Identify and describe the United States Constitution and Bill of Rights as documents that establish government and protect the rights of the individual United States citizen.


Provide examples of how people influence government and work for the common good including voting, writing to legislators, performing community service, and engaging in civil disobedience.


Identify examples of unity and diversity in the United States that relate to how laws protect individuals or groups to support the common good.


Describe civic beliefs and activities in the daily life of diverse cultures, including Maine Native Americans and various cultures in the United States and the world.


Explain that economics includes the study of scarcity which leads to economic choices about what goods and services will be produced, how they will be distributed, and for whom they will be produced.


Explain how entrepreneurs and other producers of goods and services help satisfy the wants and needs of consumers in a market economy, locally and nationally, by using natural, human, and capital resources.


Describe situations in which personal choices are related to the use of financial resources and financial institutions including the use of money, consumption, savings, investment, and banking.


Describe economic similarities and differences within the community, Maine, and the United States.


Identify economic processes, economic institutions, and economic influences related to Maine Native Americans and various cultures in the United States and the world.


Explain that geography includes the study of Earths physical features including climate and the distribution of plant, animal, and human life.


Create visual representations of the world, showing a basic understanding of the geographic grid, including the equator and prime meridian.


Identify the Earths major geographic features such as continents, oceans, major mountains, and rivers using a variety of geographic tools.

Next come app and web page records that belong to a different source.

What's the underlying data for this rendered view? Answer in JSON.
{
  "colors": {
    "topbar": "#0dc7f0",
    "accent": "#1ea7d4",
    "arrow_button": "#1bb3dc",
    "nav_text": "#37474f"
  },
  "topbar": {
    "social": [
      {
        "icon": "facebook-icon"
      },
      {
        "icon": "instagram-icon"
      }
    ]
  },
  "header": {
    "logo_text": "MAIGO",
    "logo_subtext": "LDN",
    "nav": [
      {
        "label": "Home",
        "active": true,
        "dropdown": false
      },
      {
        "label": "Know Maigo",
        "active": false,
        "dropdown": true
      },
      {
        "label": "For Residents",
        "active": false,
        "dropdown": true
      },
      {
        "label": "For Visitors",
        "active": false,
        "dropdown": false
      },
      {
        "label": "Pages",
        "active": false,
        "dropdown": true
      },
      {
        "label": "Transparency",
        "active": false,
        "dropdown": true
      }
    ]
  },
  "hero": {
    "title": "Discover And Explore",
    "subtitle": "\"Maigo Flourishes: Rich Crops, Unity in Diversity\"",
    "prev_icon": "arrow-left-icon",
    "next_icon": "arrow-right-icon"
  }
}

Explain examples of changes in the Earths physical features and their impact on communities and regions.